The metal SR-04 mount I showed you last week – now fitted.

Line Sensors

Whilst making the latest chassis plates, I added holes for the line sensors to be mounted. I didn’t do much research on where to mount them and how far apart, but they’re on now which means I can have a play with them at some point and see how it goes. I can always get another lower panel cut if need be.

Line Sensors

I’ve added line sensors, but I’ll put off coding them for a bit!


I mentioned lasers last week but was quite vague. Let me explain…

Whilst looking through eBay, I came across some little cheap laser modules. I thought these would be handy for ‘something’ but wasn’t sure what. After further eBay’ing I came across these:
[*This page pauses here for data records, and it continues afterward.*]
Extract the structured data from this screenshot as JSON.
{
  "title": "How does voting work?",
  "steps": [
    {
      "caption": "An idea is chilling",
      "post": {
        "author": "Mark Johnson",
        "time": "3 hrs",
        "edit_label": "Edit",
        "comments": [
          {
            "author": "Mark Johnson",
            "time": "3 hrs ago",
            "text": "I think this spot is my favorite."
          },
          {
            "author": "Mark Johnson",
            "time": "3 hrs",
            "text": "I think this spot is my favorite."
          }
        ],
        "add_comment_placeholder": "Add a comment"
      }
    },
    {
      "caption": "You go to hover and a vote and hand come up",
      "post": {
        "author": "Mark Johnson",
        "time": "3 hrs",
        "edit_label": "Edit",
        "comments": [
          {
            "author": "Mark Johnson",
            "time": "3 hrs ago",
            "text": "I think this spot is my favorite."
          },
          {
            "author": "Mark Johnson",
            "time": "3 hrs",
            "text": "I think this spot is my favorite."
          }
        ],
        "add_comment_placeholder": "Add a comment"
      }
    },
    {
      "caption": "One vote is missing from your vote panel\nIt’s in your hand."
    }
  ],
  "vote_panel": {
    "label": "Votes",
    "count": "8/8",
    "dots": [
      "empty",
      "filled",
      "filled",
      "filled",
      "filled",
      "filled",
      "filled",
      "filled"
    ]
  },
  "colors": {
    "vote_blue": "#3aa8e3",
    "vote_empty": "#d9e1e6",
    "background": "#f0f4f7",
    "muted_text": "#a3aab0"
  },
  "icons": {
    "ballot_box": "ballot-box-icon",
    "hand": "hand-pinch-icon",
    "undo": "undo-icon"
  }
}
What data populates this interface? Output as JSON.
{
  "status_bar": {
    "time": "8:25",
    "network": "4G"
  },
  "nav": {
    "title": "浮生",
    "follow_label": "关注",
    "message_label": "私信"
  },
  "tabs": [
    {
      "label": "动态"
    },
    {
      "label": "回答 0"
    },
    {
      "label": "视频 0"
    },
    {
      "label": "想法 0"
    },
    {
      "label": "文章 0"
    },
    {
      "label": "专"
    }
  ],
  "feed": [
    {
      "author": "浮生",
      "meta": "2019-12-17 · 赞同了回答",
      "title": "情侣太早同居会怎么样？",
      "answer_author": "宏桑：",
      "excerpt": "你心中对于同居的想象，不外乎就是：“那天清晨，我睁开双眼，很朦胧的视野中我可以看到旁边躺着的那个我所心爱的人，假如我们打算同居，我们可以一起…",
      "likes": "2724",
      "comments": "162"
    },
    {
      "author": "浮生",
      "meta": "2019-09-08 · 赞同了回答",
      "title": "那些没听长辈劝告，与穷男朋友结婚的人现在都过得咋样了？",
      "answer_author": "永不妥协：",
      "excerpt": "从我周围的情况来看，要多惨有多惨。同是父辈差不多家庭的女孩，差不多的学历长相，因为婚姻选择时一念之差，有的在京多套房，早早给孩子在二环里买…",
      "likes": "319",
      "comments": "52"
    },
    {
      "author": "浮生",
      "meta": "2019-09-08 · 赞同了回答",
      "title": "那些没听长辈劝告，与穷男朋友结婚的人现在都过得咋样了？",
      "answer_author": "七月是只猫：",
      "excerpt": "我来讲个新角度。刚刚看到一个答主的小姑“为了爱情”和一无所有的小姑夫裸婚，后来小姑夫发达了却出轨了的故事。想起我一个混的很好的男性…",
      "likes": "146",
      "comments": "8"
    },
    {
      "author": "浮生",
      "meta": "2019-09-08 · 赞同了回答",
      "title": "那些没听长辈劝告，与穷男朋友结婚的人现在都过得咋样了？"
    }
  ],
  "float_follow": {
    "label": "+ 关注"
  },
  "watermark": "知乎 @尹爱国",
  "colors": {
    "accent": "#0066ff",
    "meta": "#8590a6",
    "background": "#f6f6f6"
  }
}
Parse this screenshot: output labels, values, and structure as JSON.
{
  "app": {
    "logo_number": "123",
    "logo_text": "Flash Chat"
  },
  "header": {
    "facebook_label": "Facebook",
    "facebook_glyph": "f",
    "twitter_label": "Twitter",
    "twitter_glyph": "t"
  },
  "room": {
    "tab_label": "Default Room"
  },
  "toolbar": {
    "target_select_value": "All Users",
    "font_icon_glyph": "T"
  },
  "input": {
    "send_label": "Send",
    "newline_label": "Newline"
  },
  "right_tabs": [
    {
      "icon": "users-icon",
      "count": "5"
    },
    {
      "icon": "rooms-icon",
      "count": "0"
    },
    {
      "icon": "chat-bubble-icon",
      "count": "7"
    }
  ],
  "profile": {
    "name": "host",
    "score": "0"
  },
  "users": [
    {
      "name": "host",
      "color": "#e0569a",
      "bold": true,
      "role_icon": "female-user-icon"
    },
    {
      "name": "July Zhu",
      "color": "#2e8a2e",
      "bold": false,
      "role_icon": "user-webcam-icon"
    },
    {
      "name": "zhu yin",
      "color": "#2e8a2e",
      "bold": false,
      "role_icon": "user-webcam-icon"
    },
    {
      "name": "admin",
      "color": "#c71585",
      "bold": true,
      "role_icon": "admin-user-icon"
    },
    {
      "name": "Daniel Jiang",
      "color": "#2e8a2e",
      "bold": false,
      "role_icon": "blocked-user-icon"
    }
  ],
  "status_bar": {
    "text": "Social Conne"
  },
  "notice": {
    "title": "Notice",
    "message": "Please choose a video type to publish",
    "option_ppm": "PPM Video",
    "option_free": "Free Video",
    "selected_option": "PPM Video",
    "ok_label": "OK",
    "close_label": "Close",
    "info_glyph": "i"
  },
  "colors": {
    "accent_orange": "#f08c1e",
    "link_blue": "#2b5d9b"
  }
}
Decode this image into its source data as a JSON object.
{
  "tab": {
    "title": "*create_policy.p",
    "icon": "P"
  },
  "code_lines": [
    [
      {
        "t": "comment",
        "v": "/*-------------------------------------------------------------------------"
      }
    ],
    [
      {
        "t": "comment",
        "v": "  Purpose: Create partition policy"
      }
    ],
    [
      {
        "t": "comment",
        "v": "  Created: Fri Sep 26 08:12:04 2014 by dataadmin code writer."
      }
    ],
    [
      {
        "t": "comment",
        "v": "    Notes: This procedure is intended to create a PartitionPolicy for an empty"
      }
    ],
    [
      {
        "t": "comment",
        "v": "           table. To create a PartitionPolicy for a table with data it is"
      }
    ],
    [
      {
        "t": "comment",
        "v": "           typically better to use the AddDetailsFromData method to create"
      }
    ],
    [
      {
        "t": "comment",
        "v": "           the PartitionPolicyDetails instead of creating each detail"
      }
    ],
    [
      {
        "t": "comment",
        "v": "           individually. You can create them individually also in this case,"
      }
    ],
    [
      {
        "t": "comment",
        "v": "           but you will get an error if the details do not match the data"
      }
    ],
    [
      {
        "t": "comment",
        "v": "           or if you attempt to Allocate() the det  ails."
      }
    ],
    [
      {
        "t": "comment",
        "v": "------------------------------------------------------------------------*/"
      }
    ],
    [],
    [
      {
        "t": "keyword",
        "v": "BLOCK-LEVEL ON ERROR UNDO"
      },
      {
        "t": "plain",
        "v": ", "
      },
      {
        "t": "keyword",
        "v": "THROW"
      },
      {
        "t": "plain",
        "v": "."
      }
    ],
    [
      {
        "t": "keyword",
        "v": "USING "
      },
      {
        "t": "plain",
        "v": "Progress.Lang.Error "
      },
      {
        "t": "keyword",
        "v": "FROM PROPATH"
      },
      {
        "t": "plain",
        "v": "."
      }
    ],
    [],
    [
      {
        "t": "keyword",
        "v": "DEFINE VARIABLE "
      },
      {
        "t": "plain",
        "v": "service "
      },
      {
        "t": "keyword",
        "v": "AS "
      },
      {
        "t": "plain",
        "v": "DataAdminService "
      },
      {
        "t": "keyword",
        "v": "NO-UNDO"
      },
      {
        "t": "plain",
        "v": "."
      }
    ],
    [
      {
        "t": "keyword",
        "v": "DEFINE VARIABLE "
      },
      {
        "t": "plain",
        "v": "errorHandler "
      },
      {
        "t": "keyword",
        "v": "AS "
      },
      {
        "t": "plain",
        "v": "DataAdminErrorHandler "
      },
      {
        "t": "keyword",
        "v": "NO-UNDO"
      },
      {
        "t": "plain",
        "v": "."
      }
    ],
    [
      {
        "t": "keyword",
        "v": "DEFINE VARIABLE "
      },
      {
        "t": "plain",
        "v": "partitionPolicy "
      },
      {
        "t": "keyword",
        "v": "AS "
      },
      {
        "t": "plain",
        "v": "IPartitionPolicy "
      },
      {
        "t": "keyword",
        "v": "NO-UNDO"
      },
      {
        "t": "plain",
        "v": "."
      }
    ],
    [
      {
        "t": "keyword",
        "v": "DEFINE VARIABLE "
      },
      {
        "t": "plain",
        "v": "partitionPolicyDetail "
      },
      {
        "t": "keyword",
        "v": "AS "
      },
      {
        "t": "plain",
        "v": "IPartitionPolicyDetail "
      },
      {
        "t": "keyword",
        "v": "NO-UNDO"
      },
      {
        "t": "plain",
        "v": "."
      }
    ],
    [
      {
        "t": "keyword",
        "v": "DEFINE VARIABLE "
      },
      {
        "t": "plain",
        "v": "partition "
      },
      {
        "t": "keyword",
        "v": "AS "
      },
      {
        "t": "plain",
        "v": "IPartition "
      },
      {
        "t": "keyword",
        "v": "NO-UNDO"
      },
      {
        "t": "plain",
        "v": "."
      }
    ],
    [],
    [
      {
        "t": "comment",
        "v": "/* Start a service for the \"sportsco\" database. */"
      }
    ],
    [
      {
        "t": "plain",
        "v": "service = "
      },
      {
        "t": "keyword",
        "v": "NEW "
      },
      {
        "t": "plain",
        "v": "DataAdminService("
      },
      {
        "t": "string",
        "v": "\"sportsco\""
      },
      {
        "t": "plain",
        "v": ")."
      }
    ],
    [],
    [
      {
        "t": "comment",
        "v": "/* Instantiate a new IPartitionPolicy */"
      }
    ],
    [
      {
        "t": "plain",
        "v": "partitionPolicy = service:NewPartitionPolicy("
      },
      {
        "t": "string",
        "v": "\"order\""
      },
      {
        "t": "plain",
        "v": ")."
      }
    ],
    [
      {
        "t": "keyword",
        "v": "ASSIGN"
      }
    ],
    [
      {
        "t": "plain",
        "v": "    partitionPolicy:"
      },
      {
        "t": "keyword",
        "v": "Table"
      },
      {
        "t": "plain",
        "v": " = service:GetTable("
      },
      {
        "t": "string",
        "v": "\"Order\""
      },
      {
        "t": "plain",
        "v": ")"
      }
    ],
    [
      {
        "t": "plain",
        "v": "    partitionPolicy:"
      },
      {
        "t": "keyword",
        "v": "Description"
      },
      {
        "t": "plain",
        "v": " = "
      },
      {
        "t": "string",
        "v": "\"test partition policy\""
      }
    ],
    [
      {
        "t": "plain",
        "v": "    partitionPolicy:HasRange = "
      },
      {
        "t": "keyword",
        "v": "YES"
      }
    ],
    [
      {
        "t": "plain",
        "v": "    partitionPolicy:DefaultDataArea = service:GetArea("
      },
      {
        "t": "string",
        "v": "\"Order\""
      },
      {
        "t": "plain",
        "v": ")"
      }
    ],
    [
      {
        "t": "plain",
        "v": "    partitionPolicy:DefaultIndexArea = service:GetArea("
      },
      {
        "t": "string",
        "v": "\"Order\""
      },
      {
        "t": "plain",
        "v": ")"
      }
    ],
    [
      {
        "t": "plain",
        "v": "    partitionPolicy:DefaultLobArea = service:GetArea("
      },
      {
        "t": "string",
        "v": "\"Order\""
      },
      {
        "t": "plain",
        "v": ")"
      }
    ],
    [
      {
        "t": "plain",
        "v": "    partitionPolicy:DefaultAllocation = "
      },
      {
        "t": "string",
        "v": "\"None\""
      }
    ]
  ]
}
Cross-hair laser

Notice the lens – this is a cross-hair style laser.

These are cross-hair style laser units, which I thought would come in really handy for the skittles competition, or any of the challenges that require some kind of straight driving.

Where and how to mount these is the next challenge. I don’t think anyone makes a mount, so maybe I’ll get on TinkerCAD and 3D print one?

Trial Run

I mentioned in the opening paragraph that I managed to get the robot moving this week for a trial run. I wanted to test that the batteries, wiring, motors, tracks, Pi and everything else were all working together. There are a lot of individual parts to making a robot so I’m sure things can easily go wrong.

The motor controller I bought came with a few handy test scripts, so I loaded up the motor test and crossed my fingers. Here’s the result (and excited tweet):

Yes it does wheelies! It was a lot faster than I assumed it would be, and whilst the turning was a bit ‘iffy’, it still managed to get there in the end, so that’s an improvement to the original AverageBot that I made back in May. At one point during testing a track slipped off so things aren’t perfect just yet.

I’ve since updated the chassis to improve track tension and movement with the idler wheel mounts, and I’ll be reviewing those changes soon to see if thing are working a bit better. A few fellow makers suggested playing with the turn code (PWM etc) so I’ll take a look at that too.


Well I’ve avoided the task of coding for another whole week, but I think that’s as far as I can put it off.

Next week I’m loading up with caffeine and tackling basic robot control, borrowing code from the test files and tweaking it to my liking. I’ll probably have to sort out the turning as an initial priority though.

I’m still unsure on what to use as a control device, especially considering the WiFi clashes and issues from the last competition. I’ll continue with basic WiFi SSH for testing, but I’ll need to find something more suitable – perhaps a PS3 controller via bluetooth?

I also need to give some thought to LEDs. Whilst I might not win the “Jim Darby prize for blinkiness”, I’d like to have some ‘AverageGlow’.

Lastly, another big thanks to everyone on Twitter for their help and advice again this week.

Until next time…

4 Comments on "AverageBot Devblog 3 – Batteries, Chassis & First Run"

  1. Great job, especially love the wheelies. I have to say though that with all the aesthetic improvements it is definitely looking more like an “above AverageBot.” Good job on the tease about the lasers, I can’t wait to see how those will be implemented.
    Have a good weekend.

  2. Well done! Can you tell me which gearmotors you use?

  3. Thanks for your info 🙂 Which motor driver chip do you use – L293? And what an chip / circuit do you use for regulate the 5 Volt voltage for the raspberry pi?

Leave a comment

Your email address will not be published.


This website uses cookies. Please visit our privacy policy page for more information. Privacy policy

The cookie settings on this website are set to "allow cookies" to give you the best browsing experience possible. If you continue to use this website without changing your cookie settings or you click "Accept" below then you are consenting to this.